BEGIN Available data

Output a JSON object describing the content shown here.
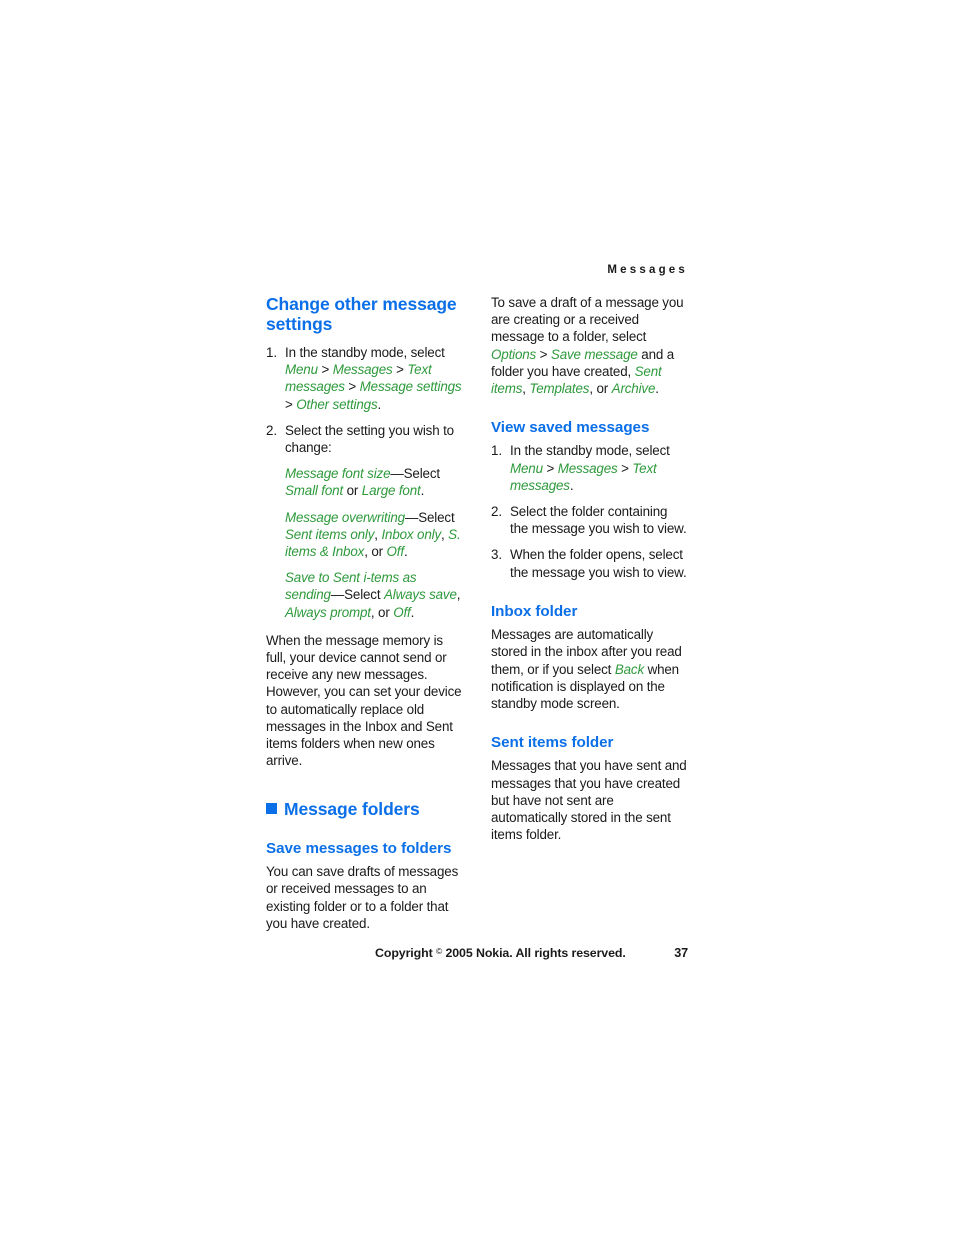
{
  "page": {
    "running_head": "Messages",
    "number": "37",
    "heading_color": "#0b6fe8",
    "ui_term_color": "#2e9a3c",
    "body_color": "#1a1a1a",
    "background": "#ffffff"
  },
  "left_column": {
    "heading_1": "Change other message settings",
    "steps": {
      "step1": {
        "text_a": "In the standby mode, select ",
        "ui_1": "Menu",
        "sep_1": " > ",
        "ui_2": "Messages",
        "sep_2": " > ",
        "ui_3": "Text messages",
        "sep_3": " > ",
        "ui_4": "Message settings",
        "sep_4": " > ",
        "ui_5": "Other settings",
        "text_end": "."
      },
      "step2": {
        "text": "Select the setting you wish to change:",
        "sub_1": {
          "ui_1": "Message font size",
          "dash": "—",
          "text_a": "Select ",
          "ui_2": "Small font",
          "text_b": " or ",
          "ui_3": "Large font",
          "text_end": "."
        },
        "sub_2": {
          "ui_1": "Message overwriting",
          "dash": "—",
          "text_a": "Select ",
          "ui_2": "Sent items only",
          "comma_1": ", ",
          "ui_3": "Inbox only",
          "comma_2": ", ",
          "ui_4": "S. items & Inbox",
          "text_b": ", or ",
          "ui_5": "Off",
          "text_end": "."
        },
        "sub_3": {
          "ui_1": "Save to Sent i-tems as sending",
          "dash": "—",
          "text_a": "Select ",
          "ui_2": "Always save",
          "comma_1": ", ",
          "ui_3": "Always prompt",
          "text_b": ", or ",
          "ui_4": "Off",
          "text_end": "."
        }
      }
    },
    "paragraph_memory": "When the message memory is full, your device cannot send or receive any new messages. However, you can set your device to automatically replace old messages in the Inbox and Sent items folders when new ones arrive.",
    "heading_2": "Message folders",
    "heading_2_bullet": "square-bullet",
    "heading_3": "Save messages to folders",
    "paragraph_save": "You can save drafts of messages or received messages to an existing folder or to a folder that you have created."
  },
  "right_column": {
    "paragraph_draft": {
      "text_a": "To save a draft of a message you are creating or a received message to a folder, select ",
      "ui_1": "Options",
      "sep_1": " > ",
      "ui_2": "Save message",
      "text_b": " and a folder you have created, ",
      "ui_3": "Sent items",
      "comma_1": ", ",
      "ui_4": "Templates",
      "text_c": ", or ",
      "ui_5": "Archive",
      "text_end": "."
    },
    "heading_1": "View saved messages",
    "steps": {
      "step1": {
        "text_a": "In the standby mode, select ",
        "ui_1": "Menu",
        "sep_1": " > ",
        "ui_2": "Messages",
        "sep_2": " > ",
        "ui_3": "Text messages",
        "text_end": "."
      },
      "step2": "Select the folder containing the message you wish to view.",
      "step3": "When the folder opens, select the message you wish to view."
    },
    "heading_2": "Inbox folder",
    "paragraph_inbox": {
      "text_a": "Messages are automatically stored in the inbox after you read them, or if you select ",
      "ui_1": "Back",
      "text_b": " when notification is displayed on the standby mode screen."
    },
    "heading_3": "Sent items folder",
    "paragraph_sent": "Messages that you have sent and messages that you have created but have not sent are automatically stored in the sent items folder."
  },
  "footer": {
    "copyright_prefix": "Copyright ",
    "copyright_symbol": "©",
    "copyright_rest": " 2005 Nokia. All rights reserved.",
    "page_number": "37"
  }
}
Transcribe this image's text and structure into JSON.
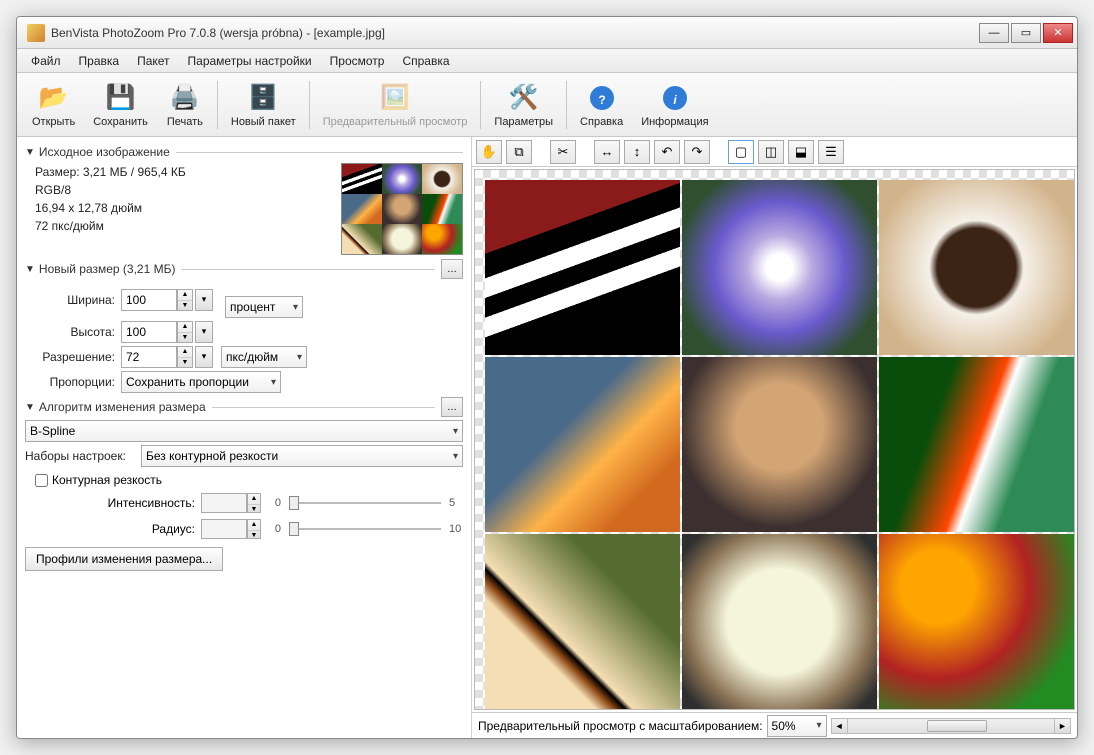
{
  "title": "BenVista PhotoZoom Pro 7.0.8 (wersja próbna) - [example.jpg]",
  "menu": [
    "Файл",
    "Правка",
    "Пакет",
    "Параметры настройки",
    "Просмотр",
    "Справка"
  ],
  "toolbar": {
    "open": "Открыть",
    "save": "Сохранить",
    "print": "Печать",
    "newbatch": "Новый пакет",
    "preview": "Предварительный просмотр",
    "params": "Параметры",
    "help": "Справка",
    "info": "Информация"
  },
  "source": {
    "header": "Исходное изображение",
    "size": "Размер: 3,21 МБ / 965,4 КБ",
    "mode": "RGB/8",
    "dims": "16,94 x 12,78 дюйм",
    "dpi": "72 пкс/дюйм"
  },
  "newsize": {
    "header": "Новый размер (3,21 МБ)",
    "width_label": "Ширина:",
    "width_value": "100",
    "height_label": "Высота:",
    "height_value": "100",
    "unit": "процент",
    "res_label": "Разрешение:",
    "res_value": "72",
    "res_unit": "пкс/дюйм",
    "prop_label": "Пропорции:",
    "prop_value": "Сохранить пропорции"
  },
  "algo": {
    "header": "Алгоритм изменения размера",
    "method": "B-Spline",
    "presets_label": "Наборы настроек:",
    "presets_value": "Без контурной резкости",
    "unsharp": "Контурная резкость",
    "intensity_label": "Интенсивность:",
    "intensity_min": "0",
    "intensity_max": "5",
    "radius_label": "Радиус:",
    "radius_min": "0",
    "radius_max": "10",
    "profiles_btn": "Профили изменения размера..."
  },
  "previewbar": {
    "label": "Предварительный просмотр с масштабированием:",
    "zoom": "50%"
  }
}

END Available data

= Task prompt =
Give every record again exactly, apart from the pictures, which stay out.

= Problem solution =
Output a JSON object describing the content shown here.
{
  "page": {
    "running_head": "Messages",
    "number": "37",
    "heading_color": "#0b6fe8",
    "ui_term_color": "#2e9a3c",
    "body_color": "#1a1a1a",
    "background": "#ffffff"
  },
  "left_column": {
    "heading_1": "Change other message settings",
    "steps": {
      "step1": {
        "text_a": "In the standby mode, select ",
        "ui_1": "Menu",
        "sep_1": " > ",
        "ui_2": "Messages",
        "sep_2": " > ",
        "ui_3": "Text messages",
        "sep_3": " > ",
        "ui_4": "Message settings",
        "sep_4": " > ",
        "ui_5": "Other settings",
        "text_end": "."
      },
      "step2": {
        "text": "Select the setting you wish to change:",
        "sub_1": {
          "ui_1": "Message font size",
          "dash": "—",
          "text_a": "Select ",
          "ui_2": "Small font",
          "text_b": " or ",
          "ui_3": "Large font",
          "text_end": "."
        },
        "sub_2": {
          "ui_1": "Message overwriting",
          "dash": "—",
          "text_a": "Select ",
          "ui_2": "Sent items only",
          "comma_1": ", ",
          "ui_3": "Inbox only",
          "comma_2": ", ",
          "ui_4": "S. items & Inbox",
          "text_b": ", or ",
          "ui_5": "Off",
          "text_end": "."
        },
        "sub_3": {
          "ui_1": "Save to Sent i-tems as sending",
          "dash": "—",
          "text_a": "Select ",
          "ui_2": "Always save",
          "comma_1": ", ",
          "ui_3": "Always prompt",
          "text_b": ", or ",
          "ui_4": "Off",
          "text_end": "."
        }
      }
    },
    "paragraph_memory": "When the message memory is full, your device cannot send or receive any new messages. However, you can set your device to automatically replace old messages in the Inbox and Sent items folders when new ones arrive.",
    "heading_2": "Message folders",
    "heading_2_bullet": "square-bullet",
    "heading_3": "Save messages to folders",
    "paragraph_save": "You can save drafts of messages or received messages to an existing folder or to a folder that you have created."
  },
  "right_column": {
    "paragraph_draft": {
      "text_a": "To save a draft of a message you are creating or a received message to a folder, select ",
      "ui_1": "Options",
      "sep_1": " > ",
      "ui_2": "Save message",
      "text_b": " and a folder you have created, ",
      "ui_3": "Sent items",
      "comma_1": ", ",
      "ui_4": "Templates",
      "text_c": ", or ",
      "ui_5": "Archive",
      "text_end": "."
    },
    "heading_1": "View saved messages",
    "steps": {
      "step1": {
        "text_a": "In the standby mode, select ",
        "ui_1": "Menu",
        "sep_1": " > ",
        "ui_2": "Messages",
        "sep_2": " > ",
        "ui_3": "Text messages",
        "text_end": "."
      },
      "step2": "Select the folder containing the message you wish to view.",
      "step3": "When the folder opens, select the message you wish to view."
    },
    "heading_2": "Inbox folder",
    "paragraph_inbox": {
      "text_a": "Messages are automatically stored in the inbox after you read them, or if you select ",
      "ui_1": "Back",
      "text_b": " when notification is displayed on the standby mode screen."
    },
    "heading_3": "Sent items folder",
    "paragraph_sent": "Messages that you have sent and messages that you have created but have not sent are automatically stored in the sent items folder."
  },
  "footer": {
    "copyright_prefix": "Copyright ",
    "copyright_symbol": "©",
    "copyright_rest": " 2005 Nokia. All rights reserved.",
    "page_number": "37"
  }
}
Transcribe this image's text and structure into JSON.
{
  "title": "BenVista PhotoZoom Pro 7.0.8 (wersja próbna) - [example.jpg]",
  "menu": [
    "Файл",
    "Правка",
    "Пакет",
    "Параметры настройки",
    "Просмотр",
    "Справка"
  ],
  "toolbar": {
    "open": "Открыть",
    "save": "Сохранить",
    "print": "Печать",
    "newbatch": "Новый пакет",
    "preview": "Предварительный просмотр",
    "params": "Параметры",
    "help": "Справка",
    "info": "Информация"
  },
  "source": {
    "header": "Исходное изображение",
    "size": "Размер: 3,21 МБ / 965,4 КБ",
    "mode": "RGB/8",
    "dims": "16,94 x 12,78 дюйм",
    "dpi": "72 пкс/дюйм"
  },
  "newsize": {
    "header": "Новый размер (3,21 МБ)",
    "width_label": "Ширина:",
    "width_value": "100",
    "height_label": "Высота:",
    "height_value": "100",
    "unit": "процент",
    "res_label": "Разрешение:",
    "res_value": "72",
    "res_unit": "пкс/дюйм",
    "prop_label": "Пропорции:",
    "prop_value": "Сохранить пропорции"
  },
  "algo": {
    "header": "Алгоритм изменения размера",
    "method": "B-Spline",
    "presets_label": "Наборы настроек:",
    "presets_value": "Без контурной резкости",
    "unsharp": "Контурная резкость",
    "intensity_label": "Интенсивность:",
    "intensity_min": "0",
    "intensity_max": "5",
    "radius_label": "Радиус:",
    "radius_min": "0",
    "radius_max": "10",
    "profiles_btn": "Профили изменения размера..."
  },
  "previewbar": {
    "label": "Предварительный просмотр с масштабированием:",
    "zoom": "50%"
  }
}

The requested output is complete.